“In a Different Key” reads similar to books you can find in anthropology courses-meticulous in the retelling of history in a very personable way. It opens with the first boy diagnosed here in America and goes down the timeline (and across the ocean a few times) of all the superstars in the field (as well as at least one villain).

A truth becomes very obvious early on, that the parents who love their children were the driving force behind the social changes we have. And that is amazing.

This book keeps chugging along, documenting the break-throughs and pitfalls of Autism research and social change, right up to present day. It closes there, with the most meaningful message I have ever seen in any ASD book: that there are no “odd men out”. Autism, as of right now, is considered a spectrum. And those on either end are going to have radically different experiences, but it is up to us as a society to embrace and support whatever that reality is for them.

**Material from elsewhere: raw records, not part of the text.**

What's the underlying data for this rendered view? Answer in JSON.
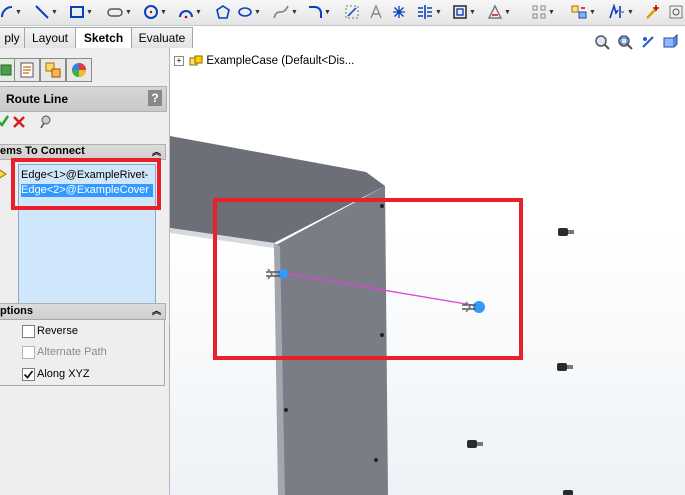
{
  "toolbar": {
    "icons": [
      "arc-tool-icon",
      "line-tool-icon",
      "rectangle-tool-icon",
      "slot-tool-icon",
      "circle-tool-icon",
      "arc-tool-icon",
      "polygon-tool-icon",
      "ellipse-tool-icon",
      "spline-tool-icon",
      "fillet-tool-icon",
      "convert-entities-icon",
      "text-tool-icon",
      "point-tool-icon",
      "mirror-entities-icon",
      "offset-entities-icon",
      "trim-entities-icon",
      "linear-pattern-icon",
      "add-relation-icon",
      "display-relations-icon",
      "repair-sketch-icon",
      "rapid-sketch-icon"
    ]
  },
  "tabs": {
    "assembly": "ply",
    "layout": "Layout",
    "sketch": "Sketch",
    "evaluate": "Evaluate"
  },
  "panel": {
    "title": "Route Line",
    "help": "?",
    "items_section": "ems To Connect",
    "items": [
      "Edge<1>@ExampleRivet-",
      "Edge<2>@ExampleCover"
    ],
    "options_section": "ptions",
    "options": [
      {
        "label": "Reverse",
        "checked": false,
        "enabled": true
      },
      {
        "label": "Alternate Path",
        "checked": false,
        "enabled": false
      },
      {
        "label": "Along XYZ",
        "checked": true,
        "enabled": true
      }
    ]
  },
  "tree": {
    "expand": "+",
    "label": "ExampleCase  (Default<Dis..."
  },
  "colors": {
    "highlight": "#e8202a",
    "selection": "#3399ff",
    "route_line": "#e040e0"
  }
}
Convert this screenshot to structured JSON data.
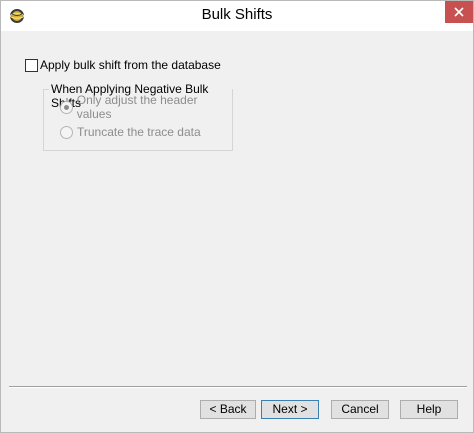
{
  "window": {
    "title": "Bulk Shifts",
    "app_icon": "globe-app-icon",
    "close_icon": "close-icon"
  },
  "options": {
    "apply_bulk_shift_label": "Apply bulk shift from the database",
    "apply_bulk_shift_checked": false
  },
  "negative_shifts_group": {
    "title": "When Applying Negative Bulk Shifts",
    "radios": [
      {
        "label": "Only adjust the header values",
        "selected": true,
        "enabled": false
      },
      {
        "label": "Truncate the trace data",
        "selected": false,
        "enabled": false
      }
    ]
  },
  "buttons": {
    "back": "< Back",
    "next": "Next >",
    "cancel": "Cancel",
    "help": "Help"
  },
  "colors": {
    "close_button": "#c75050",
    "default_button_border": "#3c7fb1",
    "disabled_text": "#8d8d8d"
  }
}
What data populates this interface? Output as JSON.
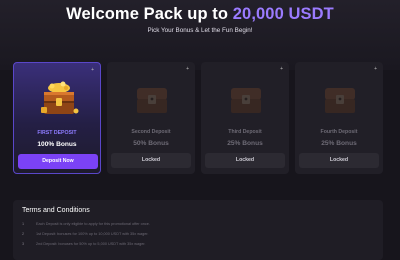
{
  "header": {
    "title_prefix": "Welcome Pack up to ",
    "title_highlight": "20,000 USDT",
    "subtitle": "Pick Your Bonus & Let the Fun Begin!"
  },
  "cards": [
    {
      "label": "FIRST DEPOSIT",
      "value": "100% Bonus",
      "button": "Deposit Now",
      "state": "active",
      "corner": "+"
    },
    {
      "label": "Second Deposit",
      "value": "50% Bonus",
      "button": "Locked",
      "state": "locked",
      "corner": "+"
    },
    {
      "label": "Third Deposit",
      "value": "25% Bonus",
      "button": "Locked",
      "state": "locked",
      "corner": "+"
    },
    {
      "label": "Fourth Deposit",
      "value": "25% Bonus",
      "button": "Locked",
      "state": "locked",
      "corner": "+"
    }
  ],
  "terms": {
    "title": "Terms and Conditions",
    "items": [
      {
        "num": "1",
        "text": "Each Deposit is only eligible to apply for this promotional offer once."
      },
      {
        "num": "2",
        "text": "1st Deposit: bonuses for 100% up to 10,000 USDT with 35x wager."
      },
      {
        "num": "3",
        "text": "2nd Deposit: bonuses for 50% up to 5,000 USDT with 35x wager."
      }
    ]
  },
  "colors": {
    "accent": "#7b42f6",
    "highlight": "#9b7bff",
    "background": "#17151c"
  }
}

I was happy with this book. I myself am the parent of wonderful children with autism. Never once was the wording offensive, or dehumanizing. That was really important to me. I won’t finish a book that I feel like would upset them if they came across it. And there are plenty of those.

This does read a bit like a textbook, but it’s a glowingly warm one, sectioned off with very fascinating stories in every single chapter. And so worth the read if you are in any way interested or impacted by any form of autism.  Get it, along with some Temple Grandin books.

*I received this book from Blogging for Books for this review.

Erika

http://www.writeathomemothering.blogspot.com